○英題：How to Enjoy Kyoto’s Top 5 Shrines, as Told by a Shinto Priest(Japanese-English Bilingual Edition)
Visiting the shrines of Kyoto can be an enigmatic experience. While their physical beauty and long history command respect, it can be difficult to understand them in the context of a modern Japan that seems far removed from its Shinto roots.
Author Toshinori Miura is a Shinto priest and comes from a family of Shinto priests. As such, he has deep knowledge of Shinto shrines and a unique perspective on their place in modern Japanese society. He explains in detail the customs surrounding shrines and the proper way to enjoy them, as well as the reasons behind such customs. He also introduces various neighborhood foods and attractions that are popular with tourists and natives alike.
This book contains numerous photographs, taken by Mr. Miura himself, which help to illustrate and introduce each shrine. Specifically, Mr. Miura guides us through:
Fushimi Inari Shrine:This shrine is famous for the Senbon Torii, or “thousand gates.” Donated by local businesses in the belief that wishes “pass through” these gates, visitors ascend up a narrow stone path through countless gates with the knowledge that each gate represents the hopes and dreams of a benefactor.
Yasaka Shrine:Famous for the Gion Festival and particularly beloved by modern-day natives of Kyoto, Yasaka Shrine also has a fascinating history as the origin of a belief system in which vengeful spirits were placated through deification in shrines.

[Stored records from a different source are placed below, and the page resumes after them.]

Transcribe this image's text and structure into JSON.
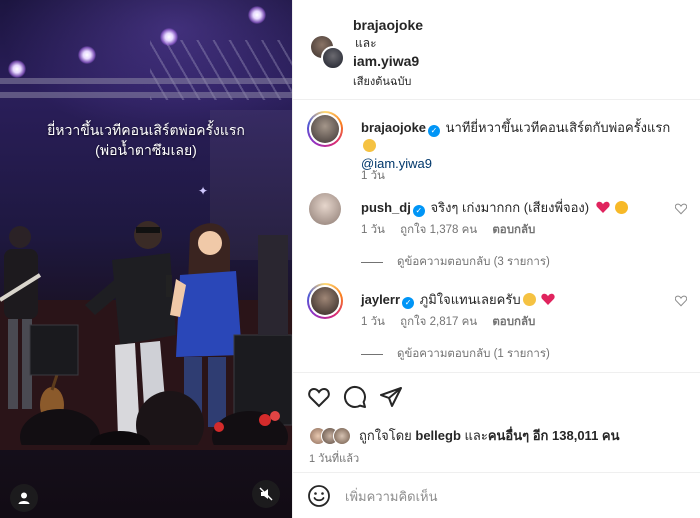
{
  "header": {
    "owner_username": "brajaojoke",
    "conjunction": "และ",
    "collab_username": "iam.yiwa9",
    "audio_label": "เสียงต้นฉบับ"
  },
  "media": {
    "caption_line1": "ยี่หวาขึ้นเวทีคอนเสิร์ตพ่อครั้งแรก",
    "caption_line2": "(พ่อน้ำตาซึมเลย)",
    "sparkle_glyph": "✦"
  },
  "post_caption": {
    "username": "brajaojoke",
    "text": "นาทียี่หวาขึ้นเวทีคอนเสิร์ตกับพ่อครั้งแรก",
    "mention": "@iam.yiwa9",
    "time": "1 วัน"
  },
  "comments": [
    {
      "username": "push_dj",
      "text": "จริงๆ เก่งมากกก (เสียงพี่จอง)",
      "time": "1 วัน",
      "likes": "ถูกใจ 1,378 คน",
      "reply_label": "ตอบกลับ",
      "view_replies": "ดูข้อความตอบกลับ (3 รายการ)"
    },
    {
      "username": "jaylerr",
      "text": "ภูมิใจแทนเลยครับ",
      "time": "1 วัน",
      "likes": "ถูกใจ 2,817 คน",
      "reply_label": "ตอบกลับ",
      "view_replies": "ดูข้อความตอบกลับ (1 รายการ)"
    }
  ],
  "actions": {
    "liked_by_prefix": "ถูกใจโดย",
    "liked_by_user": "bellegb",
    "liked_by_mid": "และ",
    "liked_by_others": "คนอื่นๆ",
    "liked_by_count": "อีก 138,011 คน",
    "posted_ago": "1 วันที่แล้ว"
  },
  "composer": {
    "placeholder": "เพิ่มความคิดเห็น"
  },
  "colors": {
    "verified": "#0095f6",
    "heart_red": "#ed4956",
    "meta_gray": "#737373",
    "mention_blue": "#00376b"
  },
  "icons": [
    "heart-icon",
    "comment-icon",
    "share-icon",
    "emoji-icon",
    "verified-icon",
    "user-tag-icon",
    "mute-icon"
  ]
}
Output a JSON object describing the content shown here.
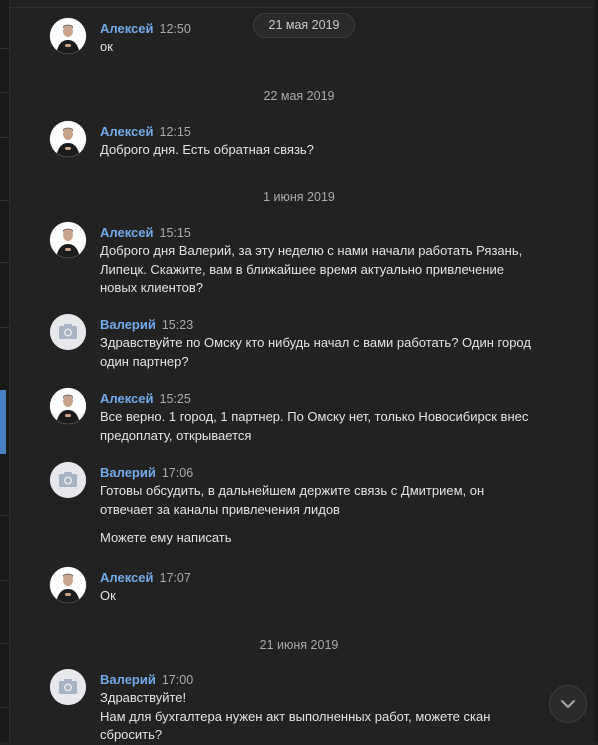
{
  "floating_date": "21 мая 2019",
  "dates": {
    "d1": "22 мая 2019",
    "d2": "1 июня 2019",
    "d3": "21 июня 2019"
  },
  "messages": [
    {
      "author": "Алексей",
      "time": "12:50",
      "avatar": "user-photo",
      "text": "ок"
    },
    {
      "author": "Алексей",
      "time": "12:15",
      "avatar": "user-photo",
      "text": "Доброго дня. Есть обратная связь?"
    },
    {
      "author": "Алексей",
      "time": "15:15",
      "avatar": "user-photo",
      "text": "Доброго дня Валерий, за эту неделю с нами начали работать Рязань, Липецк. Скажите, вам в ближайшее время актуально привлечение новых клиентов?"
    },
    {
      "author": "Валерий",
      "time": "15:23",
      "avatar": "camera-icon",
      "text": "Здравствуйте по Омску кто нибудь начал с вами работать? Один город один партнер?"
    },
    {
      "author": "Алексей",
      "time": "15:25",
      "avatar": "user-photo",
      "text": "Все верно. 1 город, 1 партнер. По Омску нет, только Новосибирск внес предоплату, открывается"
    },
    {
      "author": "Валерий",
      "time": "17:06",
      "avatar": "camera-icon",
      "text": "Готовы обсудить, в дальнейшем держите связь с Дмитрием, он отвечает за каналы привлечения лидов",
      "extra": "Можете ему написать"
    },
    {
      "author": "Алексей",
      "time": "17:07",
      "avatar": "user-photo",
      "text": "Ок"
    },
    {
      "author": "Валерий",
      "time": "17:00",
      "avatar": "camera-icon",
      "text_lines": [
        "Здравствуйте!",
        "Нам для бухгалтера нужен акт выполненных работ, можете скан сбросить?"
      ]
    }
  ],
  "icons": {
    "scroll": "chevron-down-icon"
  },
  "colors": {
    "background": "#222222",
    "author": "#71aaeb",
    "text": "#e1e3e6",
    "muted": "#a9aaac"
  }
}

Kamo-Mioya Shrine (Shimogamo Shrine): In addition to being recognized by UNESCO as a World Cultural Heritage site and a Historic Monument of Ancient Kyoto, Kamo-Mioya Shrine is surrounded by a forest that has remained virtually unchanged for thousands of years.
Kifune Shrine:In ancient times, live horses were provided as offerings to the gods at shrines. Kifune Shrine is the first shrine at which horses were drawn onto wooden placards and offered to the gods rather than live horses.
Matsunō Shrine:Famous as the most important shrine for sake brewing, the reader can explore the relationship between sake and Shinto at this shrine.
○目次(Table of Contents)
How to Enjoy This Book
The Proper Way to Visit Shinto Shrines
How to Enjoy Kyoto’s Top 5 Shrines, as Told by a Shinto Priest
1.Fushimi Inari Shrine
“Ten thousand torii (gates) extend into the distance. As you pass through the torii, you go up a long path of steep stone stairs until you reach the peaks where the deity Inari descended to Earth.”
“At the shrine which hosts the Gion Festival, one of Japan’s top 3 festivals, one can receive a blessing for good health.”
3.Kamo-Mioya Shrine (Shimogamo Shrine)
“As you walk through Tadasu no Mori forest, you feel the aura of a place which has remained unchanged since the Jōmon Era. After visiting the shrine, you can enjoy delicious black soybeans with salt.”
◆Column: Power Foods, from a Shinto Priest: Saru Mochi and Black Soybean Tea
4.Kifune Main Sanctuary, Kifune Shrine
“While it is not possible to view the dragon well at the bottom of the main sanctuary, one may view the original place where deities were enshrined at the rear shrine.”
“In the rear of the main shrine building, at the summit of Mount Matsunō is the dwelling place of a god. While it is difficult to climb to the summit, there you can enjoy the aura of the mountain along with a water god.”
Old Imperial Palace
“I hope that you have the opportunity to visit Kyoto Imperial Park and enjoy strolling around the central pond, enjoying the beauty of Heian Era palatial architecture, traditional tea houses, and other styles of buildings representative of various eras of Japanese architecture.”
◆Column: Shrines and Goshuinchō (Red Stamp Books)
秋田県 伊豆山神社 宮司
Head Priest of Izusan Shrine
Akita Prefecture, Japan
Born in 1954 in Akita Prefecture, Mr. Miura graduated from Meiji University after studying in the Department of Literature and Department of History and Geography. After graduating, Mr. Miura obtained a license to be a Shinto priest and began service as a senior priest at Izusan Shrine. In 1988, Mr. Miura became the head priest of the shrine, and presently is a councilor of the Jinja Honchō (a nationwide organization that supports Japanese shrines) and a delegate of the Akita Prefecture Jinjachō (an organization that supports shrines in Akita Prefecture).
Mr. Miura also writes a blog and keeps his Facebook updated with accounts of his travels to Shinto shrines across Japan in simple terms so that shrines may be enjoyed by everyone.
Izusan Shrine Website
Izusan Shrine Blog
英題：How to Enjoy Kyoto’s Top 5 Shrines, as Told by a Shinto Priest(Japanese-English Bilingual Edition)